MF: Could you talk a little more about the support you have received.
‘Sometimes it just a matter of people telling me they are thinking of me or they appreciate the posts because they understand how hard it is to be doing what I am doing right now.’
EW: It can range from just being able to ask people questions about problems I am having. My tomatoes have a blight this year. How have other people been able to control those in the past? Just being able to put questions out there and have people answer. Also, my family did a big fundraiser for me to help raise money for an apartment on the farm for me. Not necessarily through Instagram, but definitely through Twitter and Facebook, people who are friends of the farm and other people who follow us have posted links of the fundraiser. Sometimes just condolences: I am pregnant and grieving and trying to run the farm. It is a lot. Sometimes, it just a matter of people telling me they are thinking of me or they appreciate the posts because they understand how hard it is to be doing what I am doing right now.
MF: Is there anything in particular you are looking forward to sharing this week?

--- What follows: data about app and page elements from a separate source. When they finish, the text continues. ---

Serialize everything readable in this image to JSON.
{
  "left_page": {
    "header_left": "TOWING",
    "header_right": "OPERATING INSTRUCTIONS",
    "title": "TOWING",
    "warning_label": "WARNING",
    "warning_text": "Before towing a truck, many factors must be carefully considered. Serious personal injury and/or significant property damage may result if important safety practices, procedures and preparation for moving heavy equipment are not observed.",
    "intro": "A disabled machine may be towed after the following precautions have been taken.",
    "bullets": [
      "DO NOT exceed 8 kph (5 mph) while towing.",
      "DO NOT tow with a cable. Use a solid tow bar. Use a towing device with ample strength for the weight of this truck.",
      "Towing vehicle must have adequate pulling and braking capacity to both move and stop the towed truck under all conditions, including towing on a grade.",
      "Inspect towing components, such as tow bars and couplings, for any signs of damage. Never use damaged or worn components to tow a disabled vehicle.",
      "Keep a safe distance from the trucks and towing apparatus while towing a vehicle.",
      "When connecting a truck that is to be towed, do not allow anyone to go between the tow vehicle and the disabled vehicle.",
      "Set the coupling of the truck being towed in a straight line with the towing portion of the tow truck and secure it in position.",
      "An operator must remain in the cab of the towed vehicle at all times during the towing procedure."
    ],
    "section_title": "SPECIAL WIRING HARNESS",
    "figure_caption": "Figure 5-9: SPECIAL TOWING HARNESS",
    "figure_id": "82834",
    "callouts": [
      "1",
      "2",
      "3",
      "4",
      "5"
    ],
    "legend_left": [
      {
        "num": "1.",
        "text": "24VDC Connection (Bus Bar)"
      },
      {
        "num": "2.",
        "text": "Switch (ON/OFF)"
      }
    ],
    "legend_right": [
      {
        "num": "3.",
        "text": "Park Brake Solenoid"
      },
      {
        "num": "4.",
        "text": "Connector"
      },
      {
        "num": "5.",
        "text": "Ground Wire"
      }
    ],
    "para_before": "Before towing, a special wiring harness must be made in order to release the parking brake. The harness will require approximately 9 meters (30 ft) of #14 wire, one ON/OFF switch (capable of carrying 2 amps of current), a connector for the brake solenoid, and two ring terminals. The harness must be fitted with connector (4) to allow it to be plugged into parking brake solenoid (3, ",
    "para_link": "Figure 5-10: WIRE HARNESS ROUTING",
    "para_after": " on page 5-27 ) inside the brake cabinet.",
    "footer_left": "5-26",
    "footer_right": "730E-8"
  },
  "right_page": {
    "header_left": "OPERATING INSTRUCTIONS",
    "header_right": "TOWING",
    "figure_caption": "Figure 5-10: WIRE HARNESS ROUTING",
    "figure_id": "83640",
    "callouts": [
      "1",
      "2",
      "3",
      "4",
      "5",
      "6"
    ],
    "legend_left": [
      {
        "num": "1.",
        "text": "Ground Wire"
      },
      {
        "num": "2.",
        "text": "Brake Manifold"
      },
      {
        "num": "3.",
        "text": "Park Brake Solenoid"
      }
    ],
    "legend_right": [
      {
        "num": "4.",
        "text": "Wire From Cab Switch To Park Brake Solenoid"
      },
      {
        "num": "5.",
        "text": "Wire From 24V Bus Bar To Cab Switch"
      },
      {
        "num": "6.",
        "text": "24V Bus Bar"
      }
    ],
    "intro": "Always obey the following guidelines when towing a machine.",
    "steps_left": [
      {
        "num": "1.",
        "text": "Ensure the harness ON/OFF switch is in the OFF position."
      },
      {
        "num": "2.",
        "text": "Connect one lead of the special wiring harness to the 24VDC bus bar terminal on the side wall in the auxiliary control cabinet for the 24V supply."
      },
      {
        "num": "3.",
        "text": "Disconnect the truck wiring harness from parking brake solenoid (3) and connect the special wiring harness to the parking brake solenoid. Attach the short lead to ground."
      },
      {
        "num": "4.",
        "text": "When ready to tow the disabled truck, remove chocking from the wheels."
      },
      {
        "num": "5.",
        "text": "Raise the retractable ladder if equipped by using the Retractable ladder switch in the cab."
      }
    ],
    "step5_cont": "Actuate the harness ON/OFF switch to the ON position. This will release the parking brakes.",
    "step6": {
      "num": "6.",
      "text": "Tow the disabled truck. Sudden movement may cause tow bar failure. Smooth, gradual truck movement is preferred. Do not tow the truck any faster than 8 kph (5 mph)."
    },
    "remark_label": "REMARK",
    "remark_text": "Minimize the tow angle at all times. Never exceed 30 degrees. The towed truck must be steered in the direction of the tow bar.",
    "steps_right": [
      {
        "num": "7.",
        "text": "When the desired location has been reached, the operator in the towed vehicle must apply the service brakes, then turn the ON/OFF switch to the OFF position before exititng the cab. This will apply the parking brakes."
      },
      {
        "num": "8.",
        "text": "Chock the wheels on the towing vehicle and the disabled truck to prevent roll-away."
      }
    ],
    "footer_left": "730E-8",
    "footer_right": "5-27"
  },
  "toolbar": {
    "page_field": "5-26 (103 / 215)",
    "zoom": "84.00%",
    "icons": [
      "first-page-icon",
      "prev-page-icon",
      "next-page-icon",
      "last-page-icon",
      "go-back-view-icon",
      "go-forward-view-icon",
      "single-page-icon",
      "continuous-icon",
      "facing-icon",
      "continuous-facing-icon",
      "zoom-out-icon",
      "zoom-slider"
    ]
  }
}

EW: I don’t know if there is anything in particular this week. Sometimes things happen and I don’t even know they are going to happen. That is kind of how farming is: Everyday can be a surprise. I am hoping to make it to the county fair and I got a new sheep and a goat which I haven’t posted anything of yet. I try to wait a few days to see how the animals adapt before I post anything on social media about them. I think we are going to start harvesting corn this week and we are planning on going to a soil workshop on Thursday. That should be informational. I am trying to do a lot of research on cover crops and soil management. There is usually a lot going on.
(This interview has been edited and condensed.)
(All photos courtesy of Hill Hollow Farm)